**DATA LISTING**
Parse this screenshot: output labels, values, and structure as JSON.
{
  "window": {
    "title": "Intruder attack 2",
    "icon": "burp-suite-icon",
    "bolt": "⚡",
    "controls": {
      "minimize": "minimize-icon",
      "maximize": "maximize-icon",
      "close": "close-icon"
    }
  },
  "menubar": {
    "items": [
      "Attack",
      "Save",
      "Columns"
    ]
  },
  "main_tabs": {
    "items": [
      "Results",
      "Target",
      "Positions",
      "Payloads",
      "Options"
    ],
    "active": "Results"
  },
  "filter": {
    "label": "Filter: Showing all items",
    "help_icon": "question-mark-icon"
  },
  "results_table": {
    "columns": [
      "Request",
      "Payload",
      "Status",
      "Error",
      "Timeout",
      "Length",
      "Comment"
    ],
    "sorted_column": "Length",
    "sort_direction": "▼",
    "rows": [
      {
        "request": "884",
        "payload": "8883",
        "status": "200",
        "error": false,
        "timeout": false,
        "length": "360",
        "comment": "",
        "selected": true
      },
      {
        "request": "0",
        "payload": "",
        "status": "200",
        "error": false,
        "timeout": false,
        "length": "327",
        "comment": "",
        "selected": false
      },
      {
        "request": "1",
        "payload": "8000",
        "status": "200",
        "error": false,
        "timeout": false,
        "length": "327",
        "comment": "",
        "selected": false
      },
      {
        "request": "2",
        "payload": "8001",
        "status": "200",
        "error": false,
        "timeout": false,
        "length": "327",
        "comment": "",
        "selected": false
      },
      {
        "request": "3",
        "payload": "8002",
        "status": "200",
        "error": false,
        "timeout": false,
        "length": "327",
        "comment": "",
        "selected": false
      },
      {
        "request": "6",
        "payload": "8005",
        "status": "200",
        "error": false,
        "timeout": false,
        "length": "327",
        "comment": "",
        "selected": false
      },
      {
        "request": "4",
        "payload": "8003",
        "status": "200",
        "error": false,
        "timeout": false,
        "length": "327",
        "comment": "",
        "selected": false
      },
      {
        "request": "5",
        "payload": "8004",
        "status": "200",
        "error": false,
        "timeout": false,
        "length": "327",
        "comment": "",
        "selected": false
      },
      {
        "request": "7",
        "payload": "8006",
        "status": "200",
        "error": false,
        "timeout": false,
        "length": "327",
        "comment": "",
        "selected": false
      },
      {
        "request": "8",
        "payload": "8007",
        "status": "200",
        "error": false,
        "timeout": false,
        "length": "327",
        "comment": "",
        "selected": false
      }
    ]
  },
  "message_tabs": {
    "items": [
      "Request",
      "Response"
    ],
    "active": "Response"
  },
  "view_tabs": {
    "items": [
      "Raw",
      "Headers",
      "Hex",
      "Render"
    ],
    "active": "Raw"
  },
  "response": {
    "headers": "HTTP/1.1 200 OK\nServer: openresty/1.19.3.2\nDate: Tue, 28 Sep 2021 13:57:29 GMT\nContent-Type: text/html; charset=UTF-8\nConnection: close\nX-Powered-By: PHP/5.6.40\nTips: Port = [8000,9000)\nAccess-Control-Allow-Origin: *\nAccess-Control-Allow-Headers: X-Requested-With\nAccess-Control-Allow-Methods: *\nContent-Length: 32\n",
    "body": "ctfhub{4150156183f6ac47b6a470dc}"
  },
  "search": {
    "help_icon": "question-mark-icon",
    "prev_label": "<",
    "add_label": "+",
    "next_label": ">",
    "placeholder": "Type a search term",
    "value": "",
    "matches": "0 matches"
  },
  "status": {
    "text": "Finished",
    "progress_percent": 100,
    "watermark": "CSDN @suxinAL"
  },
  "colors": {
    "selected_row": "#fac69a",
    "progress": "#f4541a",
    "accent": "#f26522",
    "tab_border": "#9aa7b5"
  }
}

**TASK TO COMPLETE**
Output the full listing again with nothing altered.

**RESULT OF THE TASK**
Parse this screenshot: output labels, values, and structure as JSON.
{
  "window": {
    "title": "Intruder attack 2",
    "icon": "burp-suite-icon",
    "bolt": "⚡",
    "controls": {
      "minimize": "minimize-icon",
      "maximize": "maximize-icon",
      "close": "close-icon"
    }
  },
  "menubar": {
    "items": [
      "Attack",
      "Save",
      "Columns"
    ]
  },
  "main_tabs": {
    "items": [
      "Results",
      "Target",
      "Positions",
      "Payloads",
      "Options"
    ],
    "active": "Results"
  },
  "filter": {
    "label": "Filter: Showing all items",
    "help_icon": "question-mark-icon"
  },
  "results_table": {
    "columns": [
      "Request",
      "Payload",
      "Status",
      "Error",
      "Timeout",
      "Length",
      "Comment"
    ],
    "sorted_column": "Length",
    "sort_direction": "▼",
    "rows": [
      {
        "request": "884",
        "payload": "8883",
        "status": "200",
        "error": false,
        "timeout": false,
        "length": "360",
        "comment": "",
        "selected": true
      },
      {
        "request": "0",
        "payload": "",
        "status": "200",
        "error": false,
        "timeout": false,
        "length": "327",
        "comment": "",
        "selected": false
      },
      {
        "request": "1",
        "payload": "8000",
        "status": "200",
        "error": false,
        "timeout": false,
        "length": "327",
        "comment": "",
        "selected": false
      },
      {
        "request": "2",
        "payload": "8001",
        "status": "200",
        "error": false,
        "timeout": false,
        "length": "327",
        "comment": "",
        "selected": false
      },
      {
        "request": "3",
        "payload": "8002",
        "status": "200",
        "error": false,
        "timeout": false,
        "length": "327",
        "comment": "",
        "selected": false
      },
      {
        "request": "6",
        "payload": "8005",
        "status": "200",
        "error": false,
        "timeout": false,
        "length": "327",
        "comment": "",
        "selected": false
      },
      {
        "request": "4",
        "payload": "8003",
        "status": "200",
        "error": false,
        "timeout": false,
        "length": "327",
        "comment": "",
        "selected": false
      },
      {
        "request": "5",
        "payload": "8004",
        "status": "200",
        "error": false,
        "timeout": false,
        "length": "327",
        "comment": "",
        "selected": false
      },
      {
        "request": "7",
        "payload": "8006",
        "status": "200",
        "error": false,
        "timeout": false,
        "length": "327",
        "comment": "",
        "selected": false
      },
      {
        "request": "8",
        "payload": "8007",
        "status": "200",
        "error": false,
        "timeout": false,
        "length": "327",
        "comment": "",
        "selected": false
      }
    ]
  },
  "message_tabs": {
    "items": [
      "Request",
      "Response"
    ],
    "active": "Response"
  },
  "view_tabs": {
    "items": [
      "Raw",
      "Headers",
      "Hex",
      "Render"
    ],
    "active": "Raw"
  },
  "response": {
    "headers": "HTTP/1.1 200 OK\nServer: openresty/1.19.3.2\nDate: Tue, 28 Sep 2021 13:57:29 GMT\nContent-Type: text/html; charset=UTF-8\nConnection: close\nX-Powered-By: PHP/5.6.40\nTips: Port = [8000,9000)\nAccess-Control-Allow-Origin: *\nAccess-Control-Allow-Headers: X-Requested-With\nAccess-Control-Allow-Methods: *\nContent-Length: 32\n",
    "body": "ctfhub{4150156183f6ac47b6a470dc}"
  },
  "search": {
    "help_icon": "question-mark-icon",
    "prev_label": "<",
    "add_label": "+",
    "next_label": ">",
    "placeholder": "Type a search term",
    "value": "",
    "matches": "0 matches"
  },
  "status": {
    "text": "Finished",
    "progress_percent": 100,
    "watermark": "CSDN @suxinAL"
  },
  "colors": {
    "selected_row": "#fac69a",
    "progress": "#f4541a",
    "accent": "#f26522",
    "tab_border": "#9aa7b5"
  }
}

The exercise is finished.